In summary, wheat, in moderation, can provide valuable nutrition to chickens of all ages. Follow the guidelines on amounts and frequency, and offer wheat as part of a varied diet (feed and other plants as a treat) for happy, healthy chickens.

Frequently Asked Questions

Should I soak wheat before feeding chickens?

Soaking wheat before feeding chickens can be beneficial. It helps to increase its digestibility and makes it easier for chickens to consume. Additionally, soaked wheat is a suitable option for older chickens or those with dental issues, as it becomes softer and more palatable.

Can I feed my chickens wheat germ?

Yes, feeding chickens wheat germ is a good idea. Wheat germ is a nutrient-rich part of the wheat kernel, containing essential vitamins, minerals, and healthy fats. Adding wheat germ to their diet can enhance their overall nutritional intake, supporting immune function and promoting feather and egg production.
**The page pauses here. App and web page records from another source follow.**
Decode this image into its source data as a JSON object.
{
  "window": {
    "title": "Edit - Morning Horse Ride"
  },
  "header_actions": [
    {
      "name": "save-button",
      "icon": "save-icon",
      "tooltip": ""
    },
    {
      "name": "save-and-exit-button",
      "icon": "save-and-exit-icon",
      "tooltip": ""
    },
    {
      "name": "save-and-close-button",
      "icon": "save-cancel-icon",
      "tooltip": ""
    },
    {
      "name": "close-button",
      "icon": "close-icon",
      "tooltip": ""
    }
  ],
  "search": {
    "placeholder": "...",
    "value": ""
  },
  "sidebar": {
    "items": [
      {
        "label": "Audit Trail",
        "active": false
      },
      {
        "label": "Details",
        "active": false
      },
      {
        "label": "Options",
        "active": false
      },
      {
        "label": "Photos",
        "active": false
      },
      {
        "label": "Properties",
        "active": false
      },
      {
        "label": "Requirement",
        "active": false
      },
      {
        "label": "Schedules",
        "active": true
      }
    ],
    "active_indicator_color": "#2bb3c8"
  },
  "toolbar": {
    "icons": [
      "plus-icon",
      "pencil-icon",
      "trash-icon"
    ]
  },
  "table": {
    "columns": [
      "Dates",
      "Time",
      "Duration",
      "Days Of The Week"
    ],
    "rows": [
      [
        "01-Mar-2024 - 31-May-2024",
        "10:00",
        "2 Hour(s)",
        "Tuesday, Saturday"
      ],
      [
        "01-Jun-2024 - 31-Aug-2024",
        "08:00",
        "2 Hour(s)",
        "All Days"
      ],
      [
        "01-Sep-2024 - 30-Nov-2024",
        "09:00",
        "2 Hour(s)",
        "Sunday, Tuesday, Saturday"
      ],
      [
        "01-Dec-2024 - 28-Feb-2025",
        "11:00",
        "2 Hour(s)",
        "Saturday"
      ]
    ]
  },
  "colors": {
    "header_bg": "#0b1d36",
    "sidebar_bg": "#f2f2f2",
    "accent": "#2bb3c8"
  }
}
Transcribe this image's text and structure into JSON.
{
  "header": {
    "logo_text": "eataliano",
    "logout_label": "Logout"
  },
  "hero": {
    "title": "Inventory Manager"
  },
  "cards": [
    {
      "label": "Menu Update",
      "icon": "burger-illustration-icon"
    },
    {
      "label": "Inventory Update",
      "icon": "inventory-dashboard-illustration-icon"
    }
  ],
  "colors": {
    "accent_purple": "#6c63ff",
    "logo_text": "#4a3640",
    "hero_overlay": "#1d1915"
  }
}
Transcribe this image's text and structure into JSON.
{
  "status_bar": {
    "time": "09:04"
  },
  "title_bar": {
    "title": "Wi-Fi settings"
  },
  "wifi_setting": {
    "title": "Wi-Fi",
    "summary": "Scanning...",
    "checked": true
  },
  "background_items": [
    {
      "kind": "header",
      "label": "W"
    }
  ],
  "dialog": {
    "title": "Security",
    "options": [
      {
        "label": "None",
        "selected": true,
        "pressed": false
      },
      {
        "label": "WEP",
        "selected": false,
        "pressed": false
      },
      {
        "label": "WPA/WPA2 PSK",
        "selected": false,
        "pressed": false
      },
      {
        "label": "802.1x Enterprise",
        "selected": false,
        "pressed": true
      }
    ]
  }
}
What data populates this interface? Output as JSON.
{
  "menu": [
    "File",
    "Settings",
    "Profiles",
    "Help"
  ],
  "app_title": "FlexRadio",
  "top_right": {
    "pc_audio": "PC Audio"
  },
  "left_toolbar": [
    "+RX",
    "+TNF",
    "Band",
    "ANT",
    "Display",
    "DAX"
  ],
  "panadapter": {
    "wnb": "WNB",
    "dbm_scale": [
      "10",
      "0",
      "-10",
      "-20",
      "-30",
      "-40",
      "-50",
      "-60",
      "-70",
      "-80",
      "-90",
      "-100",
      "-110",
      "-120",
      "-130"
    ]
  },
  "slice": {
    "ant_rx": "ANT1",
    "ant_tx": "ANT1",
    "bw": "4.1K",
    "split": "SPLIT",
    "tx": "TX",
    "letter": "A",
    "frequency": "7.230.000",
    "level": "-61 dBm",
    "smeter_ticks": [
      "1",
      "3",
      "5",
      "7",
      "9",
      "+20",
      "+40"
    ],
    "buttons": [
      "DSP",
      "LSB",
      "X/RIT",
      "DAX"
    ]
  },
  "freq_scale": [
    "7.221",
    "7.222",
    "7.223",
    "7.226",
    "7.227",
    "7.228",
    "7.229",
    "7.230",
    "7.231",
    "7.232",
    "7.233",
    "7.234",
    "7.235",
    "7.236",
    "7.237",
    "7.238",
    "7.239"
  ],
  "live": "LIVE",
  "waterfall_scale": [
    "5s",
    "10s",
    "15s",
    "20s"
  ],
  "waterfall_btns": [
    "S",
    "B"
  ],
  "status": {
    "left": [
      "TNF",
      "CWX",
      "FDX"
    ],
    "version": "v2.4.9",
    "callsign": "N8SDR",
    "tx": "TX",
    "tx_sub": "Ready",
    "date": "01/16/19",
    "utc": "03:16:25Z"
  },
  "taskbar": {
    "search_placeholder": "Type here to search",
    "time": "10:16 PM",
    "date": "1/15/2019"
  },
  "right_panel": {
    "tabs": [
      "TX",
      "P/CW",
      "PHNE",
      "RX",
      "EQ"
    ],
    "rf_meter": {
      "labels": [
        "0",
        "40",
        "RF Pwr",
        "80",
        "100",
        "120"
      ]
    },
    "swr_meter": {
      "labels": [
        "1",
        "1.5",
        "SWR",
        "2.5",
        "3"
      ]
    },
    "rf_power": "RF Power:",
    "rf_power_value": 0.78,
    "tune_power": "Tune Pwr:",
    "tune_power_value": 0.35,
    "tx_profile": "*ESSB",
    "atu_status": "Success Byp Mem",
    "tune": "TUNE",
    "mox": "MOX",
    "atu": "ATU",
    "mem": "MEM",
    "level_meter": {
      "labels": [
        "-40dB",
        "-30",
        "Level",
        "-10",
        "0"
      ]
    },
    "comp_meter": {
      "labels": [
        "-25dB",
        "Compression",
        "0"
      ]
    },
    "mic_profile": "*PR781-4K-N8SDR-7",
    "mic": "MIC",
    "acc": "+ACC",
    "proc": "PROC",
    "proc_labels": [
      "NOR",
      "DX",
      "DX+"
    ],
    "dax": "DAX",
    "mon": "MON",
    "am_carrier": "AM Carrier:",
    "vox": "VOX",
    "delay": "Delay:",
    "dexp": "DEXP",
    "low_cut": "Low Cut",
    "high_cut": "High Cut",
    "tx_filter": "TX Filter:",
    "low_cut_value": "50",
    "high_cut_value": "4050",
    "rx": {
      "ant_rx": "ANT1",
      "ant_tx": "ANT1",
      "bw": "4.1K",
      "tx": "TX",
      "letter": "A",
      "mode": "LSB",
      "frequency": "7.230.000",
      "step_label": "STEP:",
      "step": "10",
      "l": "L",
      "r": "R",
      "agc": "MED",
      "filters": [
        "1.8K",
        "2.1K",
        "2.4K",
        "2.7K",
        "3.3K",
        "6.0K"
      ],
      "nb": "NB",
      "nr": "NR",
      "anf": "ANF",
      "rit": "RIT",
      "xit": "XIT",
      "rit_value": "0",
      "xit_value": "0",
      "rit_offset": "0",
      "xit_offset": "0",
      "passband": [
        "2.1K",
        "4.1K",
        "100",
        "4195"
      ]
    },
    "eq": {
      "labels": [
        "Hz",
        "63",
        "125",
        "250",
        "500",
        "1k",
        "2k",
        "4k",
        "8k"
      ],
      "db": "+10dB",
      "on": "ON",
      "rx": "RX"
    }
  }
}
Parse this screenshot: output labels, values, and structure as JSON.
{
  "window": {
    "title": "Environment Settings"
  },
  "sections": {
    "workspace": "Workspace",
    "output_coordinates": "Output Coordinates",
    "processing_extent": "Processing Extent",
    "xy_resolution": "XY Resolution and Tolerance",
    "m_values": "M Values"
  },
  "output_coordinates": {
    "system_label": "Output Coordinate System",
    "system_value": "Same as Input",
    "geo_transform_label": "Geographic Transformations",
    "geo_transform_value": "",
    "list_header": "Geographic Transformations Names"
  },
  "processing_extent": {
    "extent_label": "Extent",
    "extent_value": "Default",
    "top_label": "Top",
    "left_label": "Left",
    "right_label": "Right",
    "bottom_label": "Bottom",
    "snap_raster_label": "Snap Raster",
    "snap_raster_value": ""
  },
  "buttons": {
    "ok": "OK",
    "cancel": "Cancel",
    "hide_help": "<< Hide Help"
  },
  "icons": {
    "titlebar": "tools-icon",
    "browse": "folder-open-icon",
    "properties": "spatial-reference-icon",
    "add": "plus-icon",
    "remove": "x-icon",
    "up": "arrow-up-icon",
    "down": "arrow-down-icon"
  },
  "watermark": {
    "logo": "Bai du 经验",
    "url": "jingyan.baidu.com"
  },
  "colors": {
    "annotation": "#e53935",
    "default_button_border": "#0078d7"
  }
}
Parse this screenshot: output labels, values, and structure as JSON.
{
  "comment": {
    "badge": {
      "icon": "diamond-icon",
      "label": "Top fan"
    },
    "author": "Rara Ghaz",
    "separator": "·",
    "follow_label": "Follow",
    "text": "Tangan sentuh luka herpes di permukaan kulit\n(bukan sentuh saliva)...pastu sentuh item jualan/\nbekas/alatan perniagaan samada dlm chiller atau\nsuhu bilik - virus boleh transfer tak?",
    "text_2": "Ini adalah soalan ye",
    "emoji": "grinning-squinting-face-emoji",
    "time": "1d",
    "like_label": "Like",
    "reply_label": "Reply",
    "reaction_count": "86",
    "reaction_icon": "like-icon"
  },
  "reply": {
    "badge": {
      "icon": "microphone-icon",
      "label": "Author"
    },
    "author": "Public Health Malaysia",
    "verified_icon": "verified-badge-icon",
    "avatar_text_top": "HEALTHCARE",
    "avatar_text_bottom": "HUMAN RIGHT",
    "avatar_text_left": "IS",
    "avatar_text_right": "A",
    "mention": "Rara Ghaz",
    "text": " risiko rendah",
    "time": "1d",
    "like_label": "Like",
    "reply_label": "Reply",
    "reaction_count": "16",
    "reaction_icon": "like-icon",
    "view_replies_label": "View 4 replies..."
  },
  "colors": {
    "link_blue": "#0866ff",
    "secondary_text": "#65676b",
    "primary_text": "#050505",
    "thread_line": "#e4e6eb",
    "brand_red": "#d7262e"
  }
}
Is wheat good for egg-laying hens?

Yes, wheat is good for egg-laying hens. It provides essential nutrients, including protein and carbohydrates, which are crucial for sustaining the energy levels needed for consistent egg production. Including wheat in their diet, along with a balanced feed, contributes to the overall health and productivity of egg-laying hens.

Why won’t my chickens eat wheat?

Chickens may refuse to eat wheat for various reasons. It could be due to its form (whole or cracked), unfamiliarity, or a preference for other grains. Introduce wheat gradually into their diet, consider mixing it with their regular feed, or try different forms to determine their preference. If they continue to reject it, consult a veterinarian to rule out any underlying health issues affecting their appetite.